▶ _ACTIVITY_: Print the records below exactly; all of them are needed.

#### INFORMATION PROVIDED

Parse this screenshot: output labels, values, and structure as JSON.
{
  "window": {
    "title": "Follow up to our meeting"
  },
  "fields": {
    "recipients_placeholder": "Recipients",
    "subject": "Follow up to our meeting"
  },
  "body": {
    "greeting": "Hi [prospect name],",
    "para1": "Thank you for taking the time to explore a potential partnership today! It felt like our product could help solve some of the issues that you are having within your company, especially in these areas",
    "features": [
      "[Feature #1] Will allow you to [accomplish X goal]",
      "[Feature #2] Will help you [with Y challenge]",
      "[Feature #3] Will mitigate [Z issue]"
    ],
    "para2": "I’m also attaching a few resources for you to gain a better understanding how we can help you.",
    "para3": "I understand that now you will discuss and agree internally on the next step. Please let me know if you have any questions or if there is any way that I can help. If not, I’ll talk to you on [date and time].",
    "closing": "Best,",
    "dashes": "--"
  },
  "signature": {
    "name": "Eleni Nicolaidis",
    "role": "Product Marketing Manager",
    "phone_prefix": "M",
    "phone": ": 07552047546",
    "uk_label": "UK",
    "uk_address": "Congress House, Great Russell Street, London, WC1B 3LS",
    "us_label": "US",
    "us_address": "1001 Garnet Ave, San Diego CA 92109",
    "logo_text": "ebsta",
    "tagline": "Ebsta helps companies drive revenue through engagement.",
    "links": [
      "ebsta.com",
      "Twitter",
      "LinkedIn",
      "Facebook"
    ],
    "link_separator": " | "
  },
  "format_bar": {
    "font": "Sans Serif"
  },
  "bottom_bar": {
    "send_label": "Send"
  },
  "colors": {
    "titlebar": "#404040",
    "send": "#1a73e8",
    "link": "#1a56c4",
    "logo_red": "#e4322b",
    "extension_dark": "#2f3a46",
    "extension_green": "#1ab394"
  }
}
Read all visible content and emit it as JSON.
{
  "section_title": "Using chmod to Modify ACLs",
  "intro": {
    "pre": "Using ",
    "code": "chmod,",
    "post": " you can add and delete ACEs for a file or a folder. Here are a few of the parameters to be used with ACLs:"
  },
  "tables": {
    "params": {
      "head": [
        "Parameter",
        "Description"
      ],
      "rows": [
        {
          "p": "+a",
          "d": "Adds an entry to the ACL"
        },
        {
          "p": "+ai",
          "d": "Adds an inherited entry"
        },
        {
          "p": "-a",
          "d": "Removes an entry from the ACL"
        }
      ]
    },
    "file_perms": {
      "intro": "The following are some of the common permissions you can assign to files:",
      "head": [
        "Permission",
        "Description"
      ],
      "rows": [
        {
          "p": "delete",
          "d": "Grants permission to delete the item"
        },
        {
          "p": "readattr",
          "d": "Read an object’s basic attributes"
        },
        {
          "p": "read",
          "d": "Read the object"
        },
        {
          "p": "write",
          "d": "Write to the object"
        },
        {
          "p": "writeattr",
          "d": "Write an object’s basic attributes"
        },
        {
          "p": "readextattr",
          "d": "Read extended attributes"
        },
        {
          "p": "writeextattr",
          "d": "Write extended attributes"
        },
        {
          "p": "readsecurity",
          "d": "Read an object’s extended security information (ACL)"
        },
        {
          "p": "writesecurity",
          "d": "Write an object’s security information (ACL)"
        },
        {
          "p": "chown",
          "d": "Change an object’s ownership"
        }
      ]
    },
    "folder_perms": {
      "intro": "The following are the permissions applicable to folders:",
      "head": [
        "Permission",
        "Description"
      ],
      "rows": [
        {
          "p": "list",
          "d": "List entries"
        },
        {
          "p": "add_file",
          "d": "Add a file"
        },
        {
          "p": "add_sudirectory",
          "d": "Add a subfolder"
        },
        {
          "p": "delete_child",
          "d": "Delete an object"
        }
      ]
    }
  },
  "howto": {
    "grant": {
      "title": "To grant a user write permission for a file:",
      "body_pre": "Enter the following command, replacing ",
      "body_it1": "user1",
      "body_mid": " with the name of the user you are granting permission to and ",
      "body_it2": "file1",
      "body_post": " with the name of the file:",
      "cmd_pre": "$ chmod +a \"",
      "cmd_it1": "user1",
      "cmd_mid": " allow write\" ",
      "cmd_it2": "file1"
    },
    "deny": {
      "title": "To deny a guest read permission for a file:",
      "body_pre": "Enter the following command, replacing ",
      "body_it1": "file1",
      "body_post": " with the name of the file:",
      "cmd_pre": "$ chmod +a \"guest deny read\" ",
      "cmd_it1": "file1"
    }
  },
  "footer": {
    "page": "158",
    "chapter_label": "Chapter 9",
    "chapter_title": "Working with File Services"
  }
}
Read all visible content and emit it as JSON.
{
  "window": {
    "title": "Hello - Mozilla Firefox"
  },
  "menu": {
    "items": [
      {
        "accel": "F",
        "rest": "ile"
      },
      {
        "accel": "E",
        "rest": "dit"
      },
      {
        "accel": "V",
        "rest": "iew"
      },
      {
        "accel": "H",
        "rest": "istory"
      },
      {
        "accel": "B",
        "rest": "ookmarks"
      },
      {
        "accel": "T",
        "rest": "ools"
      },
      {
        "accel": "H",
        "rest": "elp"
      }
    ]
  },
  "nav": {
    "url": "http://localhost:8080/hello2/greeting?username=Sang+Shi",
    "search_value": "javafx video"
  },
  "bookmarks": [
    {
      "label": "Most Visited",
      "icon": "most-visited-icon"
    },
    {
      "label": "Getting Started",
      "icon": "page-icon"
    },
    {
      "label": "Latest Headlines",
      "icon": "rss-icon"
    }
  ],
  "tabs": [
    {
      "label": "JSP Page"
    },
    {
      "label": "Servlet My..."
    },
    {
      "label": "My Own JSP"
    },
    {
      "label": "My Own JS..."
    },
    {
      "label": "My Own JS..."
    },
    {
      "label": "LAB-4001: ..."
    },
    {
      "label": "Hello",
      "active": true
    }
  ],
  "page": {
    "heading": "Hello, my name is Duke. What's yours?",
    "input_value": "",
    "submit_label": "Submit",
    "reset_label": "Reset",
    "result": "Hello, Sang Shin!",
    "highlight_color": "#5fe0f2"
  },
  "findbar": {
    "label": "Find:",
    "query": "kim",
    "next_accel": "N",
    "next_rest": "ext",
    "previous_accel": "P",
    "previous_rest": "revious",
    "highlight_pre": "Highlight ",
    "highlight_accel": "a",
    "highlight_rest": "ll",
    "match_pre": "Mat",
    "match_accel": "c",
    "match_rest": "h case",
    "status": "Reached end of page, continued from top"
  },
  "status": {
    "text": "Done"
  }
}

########

▶ _REPLY_:
Parse this screenshot: output labels, values, and structure as JSON.
{
  "window": {
    "title": "Follow up to our meeting"
  },
  "fields": {
    "recipients_placeholder": "Recipients",
    "subject": "Follow up to our meeting"
  },
  "body": {
    "greeting": "Hi [prospect name],",
    "para1": "Thank you for taking the time to explore a potential partnership today! It felt like our product could help solve some of the issues that you are having within your company, especially in these areas",
    "features": [
      "[Feature #1] Will allow you to [accomplish X goal]",
      "[Feature #2] Will help you [with Y challenge]",
      "[Feature #3] Will mitigate [Z issue]"
    ],
    "para2": "I’m also attaching a few resources for you to gain a better understanding how we can help you.",
    "para3": "I understand that now you will discuss and agree internally on the next step. Please let me know if you have any questions or if there is any way that I can help. If not, I’ll talk to you on [date and time].",
    "closing": "Best,",
    "dashes": "--"
  },
  "signature": {
    "name": "Eleni Nicolaidis",
    "role": "Product Marketing Manager",
    "phone_prefix": "M",
    "phone": ": 07552047546",
    "uk_label": "UK",
    "uk_address": "Congress House, Great Russell Street, London, WC1B 3LS",
    "us_label": "US",
    "us_address": "1001 Garnet Ave, San Diego CA 92109",
    "logo_text": "ebsta",
    "tagline": "Ebsta helps companies drive revenue through engagement.",
    "links": [
      "ebsta.com",
      "Twitter",
      "LinkedIn",
      "Facebook"
    ],
    "link_separator": " | "
  },
  "format_bar": {
    "font": "Sans Serif"
  },
  "bottom_bar": {
    "send_label": "Send"
  },
  "colors": {
    "titlebar": "#404040",
    "send": "#1a73e8",
    "link": "#1a56c4",
    "logo_red": "#e4322b",
    "extension_dark": "#2f3a46",
    "extension_green": "#1ab394"
  }
}
Read all visible content and emit it as JSON.
{
  "section_title": "Using chmod to Modify ACLs",
  "intro": {
    "pre": "Using ",
    "code": "chmod,",
    "post": " you can add and delete ACEs for a file or a folder. Here are a few of the parameters to be used with ACLs:"
  },
  "tables": {
    "params": {
      "head": [
        "Parameter",
        "Description"
      ],
      "rows": [
        {
          "p": "+a",
          "d": "Adds an entry to the ACL"
        },
        {
          "p": "+ai",
          "d": "Adds an inherited entry"
        },
        {
          "p": "-a",
          "d": "Removes an entry from the ACL"
        }
      ]
    },
    "file_perms": {
      "intro": "The following are some of the common permissions you can assign to files:",
      "head": [
        "Permission",
        "Description"
      ],
      "rows": [
        {
          "p": "delete",
          "d": "Grants permission to delete the item"
        },
        {
          "p": "readattr",
          "d": "Read an object’s basic attributes"
        },
        {
          "p": "read",
          "d": "Read the object"
        },
        {
          "p": "write",
          "d": "Write to the object"
        },
        {
          "p": "writeattr",
          "d": "Write an object’s basic attributes"
        },
        {
          "p": "readextattr",
          "d": "Read extended attributes"
        },
        {
          "p": "writeextattr",
          "d": "Write extended attributes"
        },
        {
          "p": "readsecurity",
          "d": "Read an object’s extended security information (ACL)"
        },
        {
          "p": "writesecurity",
          "d": "Write an object’s security information (ACL)"
        },
        {
          "p": "chown",
          "d": "Change an object’s ownership"
        }
      ]
    },
    "folder_perms": {
      "intro": "The following are the permissions applicable to folders:",
      "head": [
        "Permission",
        "Description"
      ],
      "rows": [
        {
          "p": "list",
          "d": "List entries"
        },
        {
          "p": "add_file",
          "d": "Add a file"
        },
        {
          "p": "add_sudirectory",
          "d": "Add a subfolder"
        },
        {
          "p": "delete_child",
          "d": "Delete an object"
        }
      ]
    }
  },
  "howto": {
    "grant": {
      "title": "To grant a user write permission for a file:",
      "body_pre": "Enter the following command, replacing ",
      "body_it1": "user1",
      "body_mid": " with the name of the user you are granting permission to and ",
      "body_it2": "file1",
      "body_post": " with the name of the file:",
      "cmd_pre": "$ chmod +a \"",
      "cmd_it1": "user1",
      "cmd_mid": " allow write\" ",
      "cmd_it2": "file1"
    },
    "deny": {
      "title": "To deny a guest read permission for a file:",
      "body_pre": "Enter the following command, replacing ",
      "body_it1": "file1",
      "body_post": " with the name of the file:",
      "cmd_pre": "$ chmod +a \"guest deny read\" ",
      "cmd_it1": "file1"
    }
  },
  "footer": {
    "page": "158",
    "chapter_label": "Chapter 9",
    "chapter_title": "Working with File Services"
  }
}
Read all visible content and emit it as JSON.
{
  "window": {
    "title": "Hello - Mozilla Firefox"
  },
  "menu": {
    "items": [
      {
        "accel": "F",
        "rest": "ile"
      },
      {
        "accel": "E",
        "rest": "dit"
      },
      {
        "accel": "V",
        "rest": "iew"
      },
      {
        "accel": "H",
        "rest": "istory"
      },
      {
        "accel": "B",
        "rest": "ookmarks"
      },
      {
        "accel": "T",
        "rest": "ools"
      },
      {
        "accel": "H",
        "rest": "elp"
      }
    ]
  },
  "nav": {
    "url": "http://localhost:8080/hello2/greeting?username=Sang+Shi",
    "search_value": "javafx video"
  },
  "bookmarks": [
    {
      "label": "Most Visited",
      "icon": "most-visited-icon"
    },
    {
      "label": "Getting Started",
      "icon": "page-icon"
    },
    {
      "label": "Latest Headlines",
      "icon": "rss-icon"
    }
  ],
  "tabs": [
    {
      "label": "JSP Page"
    },
    {
      "label": "Servlet My..."
    },
    {
      "label": "My Own JSP"
    },
    {
      "label": "My Own JS..."
    },
    {
      "label": "My Own JS..."
    },
    {
      "label": "LAB-4001: ..."
    },
    {
      "label": "Hello",
      "active": true
    }
  ],
  "page": {
    "heading": "Hello, my name is Duke. What's yours?",
    "input_value": "",
    "submit_label": "Submit",
    "reset_label": "Reset",
    "result": "Hello, Sang Shin!",
    "highlight_color": "#5fe0f2"
  },
  "findbar": {
    "label": "Find:",
    "query": "kim",
    "next_accel": "N",
    "next_rest": "ext",
    "previous_accel": "P",
    "previous_rest": "revious",
    "highlight_pre": "Highlight ",
    "highlight_accel": "a",
    "highlight_rest": "ll",
    "match_pre": "Mat",
    "match_accel": "c",
    "match_rest": "h case",
    "status": "Reached end of page, continued from top"
  },
  "status": {
    "text": "Done"
  }
}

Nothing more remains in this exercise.